■ Activity ■
Your answer should consist of the lines in the data below that contain "icon".

....

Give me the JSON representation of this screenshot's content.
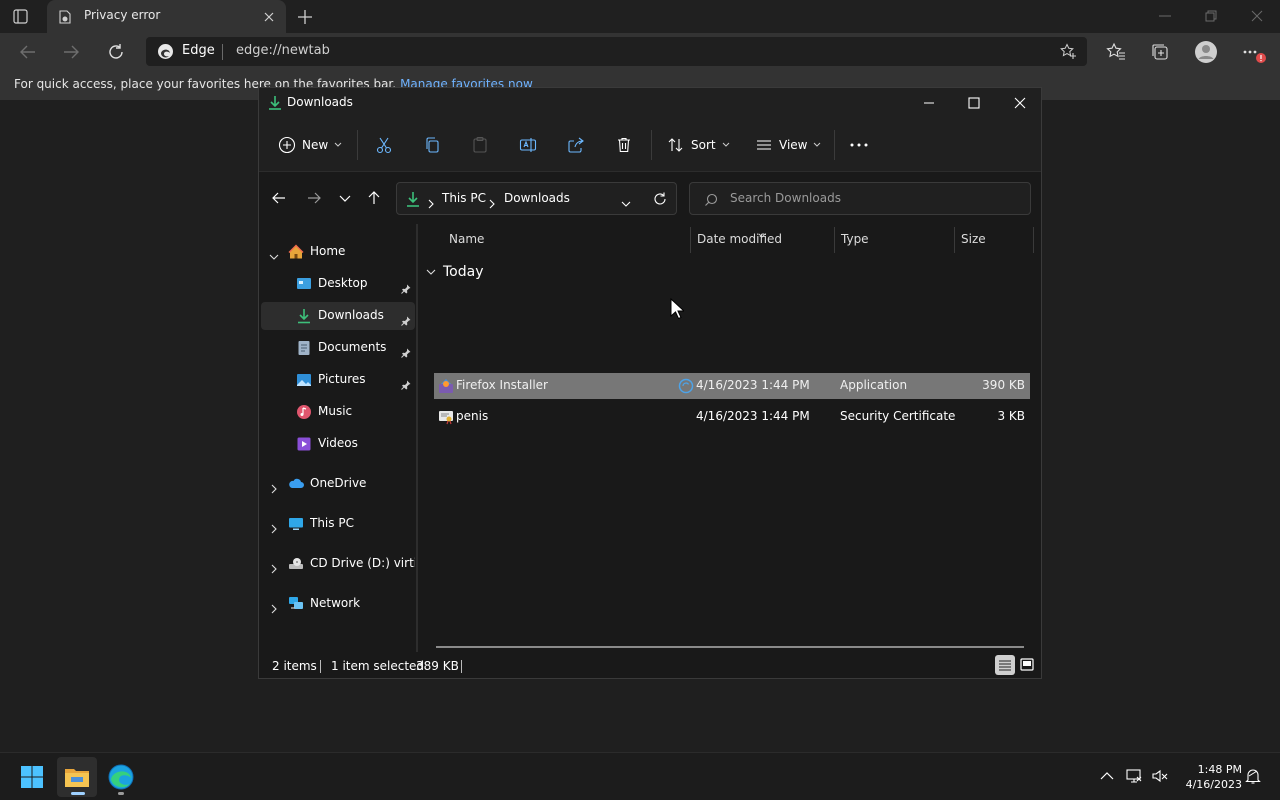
{
  "browser": {
    "tab_title": "Privacy error",
    "edge_label": "Edge",
    "url": "edge://newtab",
    "favbar_text": "For quick access, place your favorites here on the favorites bar.",
    "favbar_link": "Manage favorites now"
  },
  "explorer": {
    "title": "Downloads",
    "commands": {
      "new": "New",
      "sort": "Sort",
      "view": "View"
    },
    "breadcrumb": [
      "This PC",
      "Downloads"
    ],
    "search_placeholder": "Search Downloads",
    "sidebar": {
      "items": [
        {
          "label": "Home",
          "icon": "home-icon"
        },
        {
          "label": "Desktop",
          "icon": "desktop-icon"
        },
        {
          "label": "Downloads",
          "icon": "downloads-icon"
        },
        {
          "label": "Documents",
          "icon": "documents-icon"
        },
        {
          "label": "Pictures",
          "icon": "pictures-icon"
        },
        {
          "label": "Music",
          "icon": "music-icon"
        },
        {
          "label": "Videos",
          "icon": "videos-icon"
        },
        {
          "label": "OneDrive",
          "icon": "onedrive-icon"
        },
        {
          "label": "This PC",
          "icon": "this-pc-icon"
        },
        {
          "label": "CD Drive (D:) virtio-win",
          "icon": "cd-drive-icon"
        },
        {
          "label": "Network",
          "icon": "network-icon"
        }
      ]
    },
    "columns": [
      "Name",
      "Date modified",
      "Type",
      "Size"
    ],
    "group_label": "Today",
    "files": [
      {
        "name": "Firefox Installer",
        "date": "4/16/2023 1:44 PM",
        "type": "Application",
        "size": "390 KB",
        "selected": true
      },
      {
        "name": "penis",
        "date": "4/16/2023 1:44 PM",
        "type": "Security Certificate",
        "size": "3 KB",
        "selected": false
      }
    ],
    "status": {
      "items": "2 items",
      "selection": "1 item selected",
      "size": "389 KB"
    }
  },
  "taskbar": {
    "time": "1:48 PM",
    "date": "4/16/2023"
  },
  "colors": {
    "accent": "#4cc2ff",
    "download_green": "#3dbf7a",
    "selection": "#777777"
  }
}
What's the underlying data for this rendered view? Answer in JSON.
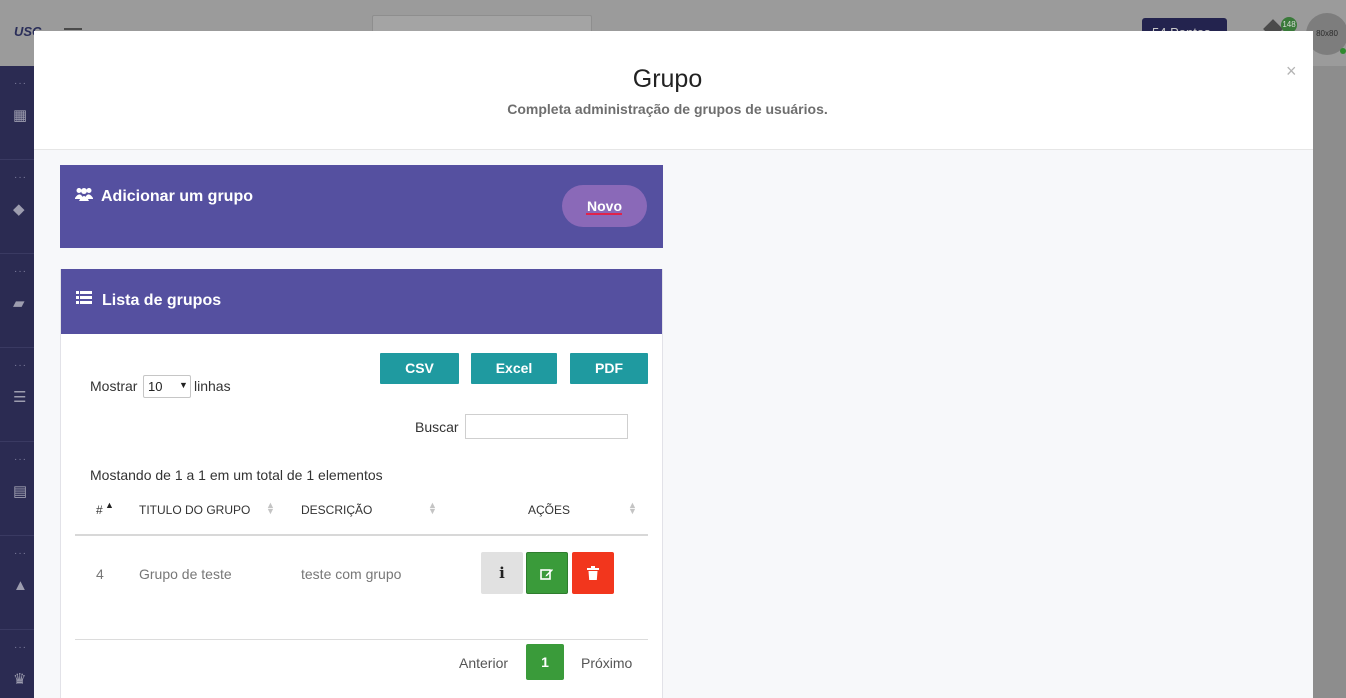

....

■ Task answer ■
          "icon": "home-icon"
          "icon": "desktop-icon"
          "icon": "downloads-icon"
          "icon": "documents-icon"
          "icon": "pictures-icon"
          "icon": "music-icon"
          "icon": "videos-icon"
          "icon": "onedrive-icon"
          "icon": "this-pc-icon"
          "icon": "cd-drive-icon"
          "icon": "network-icon"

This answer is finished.